Submitted by rthomas on Wed, 12/20/2017 - 09:41
I am not a tech-toy pioneer. It was two years before I logged onto my company’s instant message system because I thought it would create ADD symptoms (it didn’t). I just got a Blackberry a few weeks ago (yes, Blackberry, not iPhone) because I lost my PalmPilot calendar and they don’t make them anymore. And I resisted a Twitter account because I thought it was silly, frivolous, and seemingly narcissistic.
Submitted by rthomas on Wed, 12/20/2017 - 09:24
David Osborne, of Reinventing Government fame, keynoted today's session at the Saudi conference on public administration. He said there are two sets of reforms running in parallel across the globe today. The first focuses on getting the basics right: a professional public service, rule of law, prosecuting corruption, a transparent budget and contracting system, etc.
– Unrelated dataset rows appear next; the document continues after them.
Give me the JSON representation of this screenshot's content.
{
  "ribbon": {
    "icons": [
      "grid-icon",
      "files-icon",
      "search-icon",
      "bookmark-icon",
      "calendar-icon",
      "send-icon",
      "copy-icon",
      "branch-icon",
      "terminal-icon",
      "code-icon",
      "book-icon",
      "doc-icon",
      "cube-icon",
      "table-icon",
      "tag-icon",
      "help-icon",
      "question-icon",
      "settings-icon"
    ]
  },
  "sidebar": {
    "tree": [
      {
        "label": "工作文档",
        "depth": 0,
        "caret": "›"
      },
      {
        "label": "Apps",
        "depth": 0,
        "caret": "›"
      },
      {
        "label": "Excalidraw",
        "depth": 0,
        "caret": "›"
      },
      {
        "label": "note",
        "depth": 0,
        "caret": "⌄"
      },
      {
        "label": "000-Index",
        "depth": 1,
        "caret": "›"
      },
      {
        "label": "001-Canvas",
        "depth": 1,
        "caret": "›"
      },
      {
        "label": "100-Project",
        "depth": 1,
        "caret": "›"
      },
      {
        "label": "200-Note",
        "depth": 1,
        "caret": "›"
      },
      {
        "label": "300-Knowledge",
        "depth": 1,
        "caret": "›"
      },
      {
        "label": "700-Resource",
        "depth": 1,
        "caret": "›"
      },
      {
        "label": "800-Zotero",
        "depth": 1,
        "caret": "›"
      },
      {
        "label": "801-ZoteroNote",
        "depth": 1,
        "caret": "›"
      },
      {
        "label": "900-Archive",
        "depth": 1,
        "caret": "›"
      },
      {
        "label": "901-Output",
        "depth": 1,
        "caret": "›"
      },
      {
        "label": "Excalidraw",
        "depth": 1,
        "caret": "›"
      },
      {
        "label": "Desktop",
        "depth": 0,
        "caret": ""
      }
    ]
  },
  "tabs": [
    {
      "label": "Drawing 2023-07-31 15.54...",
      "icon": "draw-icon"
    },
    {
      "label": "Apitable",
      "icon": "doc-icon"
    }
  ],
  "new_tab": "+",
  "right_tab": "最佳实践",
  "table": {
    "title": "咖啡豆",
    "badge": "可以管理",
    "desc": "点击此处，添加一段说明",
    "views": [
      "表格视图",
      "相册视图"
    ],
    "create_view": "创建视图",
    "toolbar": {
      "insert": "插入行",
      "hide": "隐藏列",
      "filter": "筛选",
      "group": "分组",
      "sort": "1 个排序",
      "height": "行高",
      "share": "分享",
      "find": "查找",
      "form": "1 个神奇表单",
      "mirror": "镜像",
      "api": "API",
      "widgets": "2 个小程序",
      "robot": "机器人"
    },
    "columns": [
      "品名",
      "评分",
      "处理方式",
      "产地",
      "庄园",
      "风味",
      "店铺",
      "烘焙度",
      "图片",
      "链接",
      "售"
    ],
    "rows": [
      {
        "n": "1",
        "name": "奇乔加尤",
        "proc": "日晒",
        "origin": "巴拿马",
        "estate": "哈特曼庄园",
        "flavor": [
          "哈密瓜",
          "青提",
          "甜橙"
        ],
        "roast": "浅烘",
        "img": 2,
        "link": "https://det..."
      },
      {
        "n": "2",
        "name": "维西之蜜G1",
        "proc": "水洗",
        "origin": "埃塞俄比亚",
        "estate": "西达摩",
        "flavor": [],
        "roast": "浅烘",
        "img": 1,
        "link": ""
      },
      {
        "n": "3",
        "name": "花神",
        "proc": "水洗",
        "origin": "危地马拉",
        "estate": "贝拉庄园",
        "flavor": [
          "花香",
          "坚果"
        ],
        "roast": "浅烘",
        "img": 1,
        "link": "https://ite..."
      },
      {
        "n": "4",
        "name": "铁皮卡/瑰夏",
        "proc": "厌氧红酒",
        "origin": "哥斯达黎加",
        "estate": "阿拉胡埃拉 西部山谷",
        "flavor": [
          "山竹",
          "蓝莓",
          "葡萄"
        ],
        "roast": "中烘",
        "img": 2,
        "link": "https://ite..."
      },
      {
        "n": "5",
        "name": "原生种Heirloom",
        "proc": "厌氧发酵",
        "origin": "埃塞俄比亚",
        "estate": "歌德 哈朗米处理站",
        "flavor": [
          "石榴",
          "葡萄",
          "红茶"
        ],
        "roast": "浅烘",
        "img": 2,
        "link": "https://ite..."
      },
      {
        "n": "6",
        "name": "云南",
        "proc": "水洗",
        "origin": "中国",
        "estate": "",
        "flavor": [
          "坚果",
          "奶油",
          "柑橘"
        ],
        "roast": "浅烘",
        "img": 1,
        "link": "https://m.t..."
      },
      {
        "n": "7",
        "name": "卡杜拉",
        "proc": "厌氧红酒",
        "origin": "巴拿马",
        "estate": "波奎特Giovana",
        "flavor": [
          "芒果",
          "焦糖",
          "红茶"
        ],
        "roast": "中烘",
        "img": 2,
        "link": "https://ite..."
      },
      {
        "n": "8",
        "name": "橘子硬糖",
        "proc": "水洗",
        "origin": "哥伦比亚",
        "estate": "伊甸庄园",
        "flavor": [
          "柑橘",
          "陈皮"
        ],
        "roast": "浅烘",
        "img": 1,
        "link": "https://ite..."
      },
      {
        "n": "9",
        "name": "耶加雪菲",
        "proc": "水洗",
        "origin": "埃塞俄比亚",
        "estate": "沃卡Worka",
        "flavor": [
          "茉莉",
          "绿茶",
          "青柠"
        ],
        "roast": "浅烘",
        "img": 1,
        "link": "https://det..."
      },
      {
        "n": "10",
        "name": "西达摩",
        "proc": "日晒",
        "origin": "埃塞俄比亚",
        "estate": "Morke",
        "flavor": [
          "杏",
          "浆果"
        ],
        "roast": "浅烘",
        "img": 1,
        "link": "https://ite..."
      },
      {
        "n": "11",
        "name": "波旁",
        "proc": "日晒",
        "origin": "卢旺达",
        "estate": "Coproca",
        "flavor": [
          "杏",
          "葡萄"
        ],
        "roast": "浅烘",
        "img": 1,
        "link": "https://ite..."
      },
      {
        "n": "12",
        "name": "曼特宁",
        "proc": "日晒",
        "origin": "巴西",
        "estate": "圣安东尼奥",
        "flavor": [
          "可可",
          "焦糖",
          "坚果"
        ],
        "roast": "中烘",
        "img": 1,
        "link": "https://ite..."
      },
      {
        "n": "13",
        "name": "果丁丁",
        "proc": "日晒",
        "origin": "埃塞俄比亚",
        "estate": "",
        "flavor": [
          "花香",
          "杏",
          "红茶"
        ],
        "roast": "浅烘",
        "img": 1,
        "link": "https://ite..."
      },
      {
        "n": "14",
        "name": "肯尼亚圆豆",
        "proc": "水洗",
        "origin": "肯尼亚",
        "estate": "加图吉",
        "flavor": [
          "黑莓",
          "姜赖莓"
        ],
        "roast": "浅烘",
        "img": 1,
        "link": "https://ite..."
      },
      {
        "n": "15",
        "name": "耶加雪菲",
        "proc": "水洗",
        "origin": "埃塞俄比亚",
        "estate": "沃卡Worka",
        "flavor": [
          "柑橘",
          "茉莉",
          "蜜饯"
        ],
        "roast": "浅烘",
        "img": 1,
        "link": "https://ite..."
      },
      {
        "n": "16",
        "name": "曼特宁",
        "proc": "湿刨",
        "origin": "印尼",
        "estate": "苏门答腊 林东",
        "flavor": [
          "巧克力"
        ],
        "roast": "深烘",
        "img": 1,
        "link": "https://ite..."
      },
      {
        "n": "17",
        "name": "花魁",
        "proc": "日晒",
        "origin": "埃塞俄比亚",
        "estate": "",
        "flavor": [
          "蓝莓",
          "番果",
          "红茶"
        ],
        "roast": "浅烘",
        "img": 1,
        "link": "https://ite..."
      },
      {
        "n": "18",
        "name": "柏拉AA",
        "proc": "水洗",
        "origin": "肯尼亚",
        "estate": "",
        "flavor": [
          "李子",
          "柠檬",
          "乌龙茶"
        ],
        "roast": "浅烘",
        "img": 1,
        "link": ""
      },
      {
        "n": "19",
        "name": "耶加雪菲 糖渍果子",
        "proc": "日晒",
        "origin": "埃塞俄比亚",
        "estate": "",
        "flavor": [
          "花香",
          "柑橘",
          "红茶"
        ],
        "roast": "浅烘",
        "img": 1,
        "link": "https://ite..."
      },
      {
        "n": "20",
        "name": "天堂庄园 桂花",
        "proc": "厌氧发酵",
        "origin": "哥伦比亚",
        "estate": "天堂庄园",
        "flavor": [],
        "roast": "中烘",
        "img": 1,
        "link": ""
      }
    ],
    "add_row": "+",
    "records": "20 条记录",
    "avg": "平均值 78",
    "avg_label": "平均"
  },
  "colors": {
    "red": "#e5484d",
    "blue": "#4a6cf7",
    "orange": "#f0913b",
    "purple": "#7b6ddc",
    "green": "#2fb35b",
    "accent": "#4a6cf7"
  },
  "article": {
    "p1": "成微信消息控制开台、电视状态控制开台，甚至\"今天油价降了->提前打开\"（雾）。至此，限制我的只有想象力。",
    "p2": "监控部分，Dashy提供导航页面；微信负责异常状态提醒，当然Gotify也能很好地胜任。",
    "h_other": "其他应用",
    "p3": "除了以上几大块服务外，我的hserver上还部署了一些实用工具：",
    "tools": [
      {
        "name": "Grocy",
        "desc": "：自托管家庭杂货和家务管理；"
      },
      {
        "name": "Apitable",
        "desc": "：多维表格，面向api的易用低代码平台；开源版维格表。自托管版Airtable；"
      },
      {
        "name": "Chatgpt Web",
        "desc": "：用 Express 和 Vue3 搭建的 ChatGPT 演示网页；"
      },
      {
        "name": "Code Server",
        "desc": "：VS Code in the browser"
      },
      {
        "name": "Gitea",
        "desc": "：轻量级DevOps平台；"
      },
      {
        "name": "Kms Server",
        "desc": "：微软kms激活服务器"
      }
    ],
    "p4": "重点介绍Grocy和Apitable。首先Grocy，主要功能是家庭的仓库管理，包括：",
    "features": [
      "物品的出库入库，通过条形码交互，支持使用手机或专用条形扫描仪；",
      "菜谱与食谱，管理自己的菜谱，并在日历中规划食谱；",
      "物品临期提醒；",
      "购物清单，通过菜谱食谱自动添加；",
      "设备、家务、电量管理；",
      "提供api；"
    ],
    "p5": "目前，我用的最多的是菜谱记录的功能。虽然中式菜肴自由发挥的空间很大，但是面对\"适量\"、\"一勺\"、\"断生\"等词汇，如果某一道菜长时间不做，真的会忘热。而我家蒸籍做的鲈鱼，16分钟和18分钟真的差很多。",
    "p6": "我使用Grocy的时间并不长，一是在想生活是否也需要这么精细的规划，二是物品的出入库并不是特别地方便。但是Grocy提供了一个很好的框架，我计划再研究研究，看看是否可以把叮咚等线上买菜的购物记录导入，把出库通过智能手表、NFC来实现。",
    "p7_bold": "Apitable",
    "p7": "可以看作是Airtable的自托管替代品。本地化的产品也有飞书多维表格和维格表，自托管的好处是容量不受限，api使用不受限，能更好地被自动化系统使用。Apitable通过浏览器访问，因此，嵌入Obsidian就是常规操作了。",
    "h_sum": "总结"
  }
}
Submitted by rthomas on Wed, 12/20/2017 - 09:15
Submitted by rthomas on Wed, 12/20/2017 - 08:58
While there’s been little open discussion in recent days about the progress of President Obama’s Open Government Directive, the General Services Administration’s quarterly “Intergovernmental Solutions” newsletter has dedicated its latest issue to describing dozens of examples of how citizen engagement is increasing in government – federal, state, local, as well as other countries. It is worth reading!
Submitted by rthomas on Wed, 12/20/2017 - 08:09
There’s a great lead article by Elise Castelli in this week’s Federal Times, “Feds to Empower ‘Citizen IGs’ to Watch Stimulus Spending.” This is a real experiment in the ultimate use of crowdsourcing – providing the data on spending via recovery.gov and letting on-the-ground citizens to help interpret and make sense of it in their communities.
Submitted by rthomas on Wed, 12/20/2017 - 08:03
For years, democracy advocates have promoted the notion of engaging citizens in their government. There are different ways of doing this (public hearings, debates, dialogue panels, etc), and at different points in the policy cycle (proposing, debating, implementing, reviewing, etc.).
Submitted by rthomas on Wed, 12/20/2017 - 08:01
Increasing participation in government by citizens is a key element of President Obama’s Transparency and Open Government initiative. He signed a directive his first full day in office to create guidance for agencies on how they should go about implementing the principles in the directive, but delays in appointing officials have led to a delay in the development and release of the guidance.
Submitted by rthomas on Wed, 12/20/2017 - 07:54
The Obama Administration’s data.gov website now has 110,000 government data sets that you can access and download. So what do you do with this stuff? Well, Sunlight Labs, an open government advocacy group, is sponsoring a contest encouraging citizens (well, okay, data geeks) to come up with applications that use the data in interesting ways.
Submitted by rthomas on Wed, 12/20/2017 - 07:46
A new study out by Brookings “Blogs as Public Forums for Agency Policymaking” looks at blogs created by top officials in five federal agencies and compared them to similar, but non-official blogs on the same topics to see how each are used to link citizens and government officials.
Submitted by rgordon on Mon, 01/30/2012 - 10:19
The Obama administration’s Open Government Initiative is now three years old. But is it making a difference? Dr. Nabatchi’s report is a practical guide for program managers who want to assess whether their efforts to increase citizen participation in their programs are making a difference. She lays out evaluation steps for both the implementation and management of citizen participation initiatives, as well as how to assess the impact of a particular citizen participation initiative.